ABOUT THIS EXERCISE – Repeat, word for word, each of the records shown below, without their pictures.
>>>>>
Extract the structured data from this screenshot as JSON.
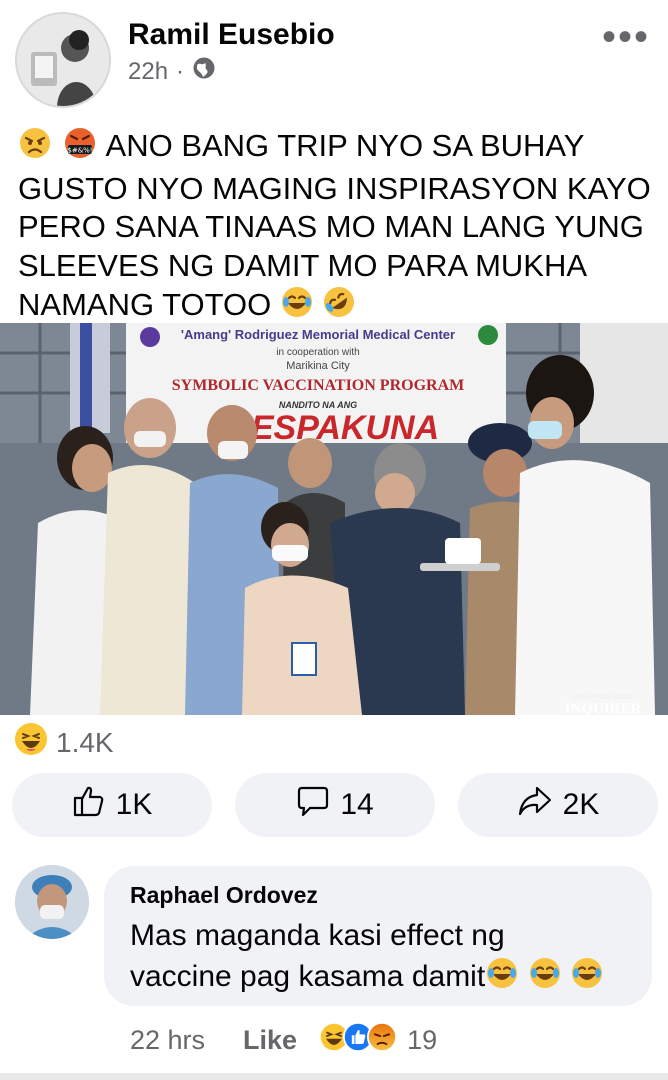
{
  "post": {
    "author": "Ramil Eusebio",
    "time": "22h",
    "separator": "·",
    "audience_icon": "globe-icon",
    "more_label": "•••",
    "text_lines": [
      "ANO BANG TRIP NYO SA BUHAY",
      "GUSTO NYO MAGING INSPIRASYON KAYO",
      "PERO SANA TINAAS MO MAN LANG YUNG",
      "SLEEVES NG DAMIT MO PARA MUKHA",
      "NAMANG TOTOO"
    ],
    "leading_emojis": [
      "weary-face-emoji",
      "cursing-face-emoji"
    ],
    "trailing_emojis": [
      "laughing-tears-emoji",
      "rolling-laughing-emoji"
    ]
  },
  "photo": {
    "banner_line1": "'Amang' Rodriguez Memorial Medical Center",
    "banner_line2": "in cooperation with",
    "banner_line3": "Marikina City",
    "banner_title": "SYMBOLIC VACCINATION PROGRAM",
    "banner_sub": "NANDITO NA ANG",
    "banner_big": "ESPAKUNA",
    "watermark_top": "PHILIPPINE DAILY",
    "watermark": "INQUIRER"
  },
  "reactions": {
    "count": "1.4K",
    "icon": "haha-reaction-icon"
  },
  "actions": {
    "like": {
      "label": "1K",
      "icon": "thumbs-up-icon"
    },
    "comment": {
      "label": "14",
      "icon": "comment-bubble-icon"
    },
    "share": {
      "label": "2K",
      "icon": "share-arrow-icon"
    }
  },
  "comment": {
    "author": "Raphael Ordovez",
    "text_lines": [
      "Mas maganda kasi effect ng",
      "vaccine pag kasama damit"
    ],
    "time": "22 hrs",
    "like_label": "Like",
    "reaction_count": "19",
    "reaction_icons": [
      "haha-reaction-icon",
      "like-reaction-icon",
      "angry-reaction-icon"
    ]
  },
  "colors": {
    "text": "#050505",
    "secondary": "#65676b",
    "button_bg": "#f0f2f5",
    "like_blue": "#1877f2",
    "emoji_yellow": "#fbc531"
  }
}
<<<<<
RESULT –
Extract the structured data from this screenshot as JSON.
{
  "post": {
    "author": "Ramil Eusebio",
    "time": "22h",
    "separator": "·",
    "audience_icon": "globe-icon",
    "more_label": "•••",
    "text_lines": [
      "ANO BANG TRIP NYO SA BUHAY",
      "GUSTO NYO MAGING INSPIRASYON KAYO",
      "PERO SANA TINAAS MO MAN LANG YUNG",
      "SLEEVES NG DAMIT MO PARA MUKHA",
      "NAMANG TOTOO"
    ],
    "leading_emojis": [
      "weary-face-emoji",
      "cursing-face-emoji"
    ],
    "trailing_emojis": [
      "laughing-tears-emoji",
      "rolling-laughing-emoji"
    ]
  },
  "photo": {
    "banner_line1": "'Amang' Rodriguez Memorial Medical Center",
    "banner_line2": "in cooperation with",
    "banner_line3": "Marikina City",
    "banner_title": "SYMBOLIC VACCINATION PROGRAM",
    "banner_sub": "NANDITO NA ANG",
    "banner_big": "ESPAKUNA",
    "watermark_top": "PHILIPPINE DAILY",
    "watermark": "INQUIRER"
  },
  "reactions": {
    "count": "1.4K",
    "icon": "haha-reaction-icon"
  },
  "actions": {
    "like": {
      "label": "1K",
      "icon": "thumbs-up-icon"
    },
    "comment": {
      "label": "14",
      "icon": "comment-bubble-icon"
    },
    "share": {
      "label": "2K",
      "icon": "share-arrow-icon"
    }
  },
  "comment": {
    "author": "Raphael Ordovez",
    "text_lines": [
      "Mas maganda kasi effect ng",
      "vaccine pag kasama damit"
    ],
    "time": "22 hrs",
    "like_label": "Like",
    "reaction_count": "19",
    "reaction_icons": [
      "haha-reaction-icon",
      "like-reaction-icon",
      "angry-reaction-icon"
    ]
  },
  "colors": {
    "text": "#050505",
    "secondary": "#65676b",
    "button_bg": "#f0f2f5",
    "like_blue": "#1877f2",
    "emoji_yellow": "#fbc531"
  }
}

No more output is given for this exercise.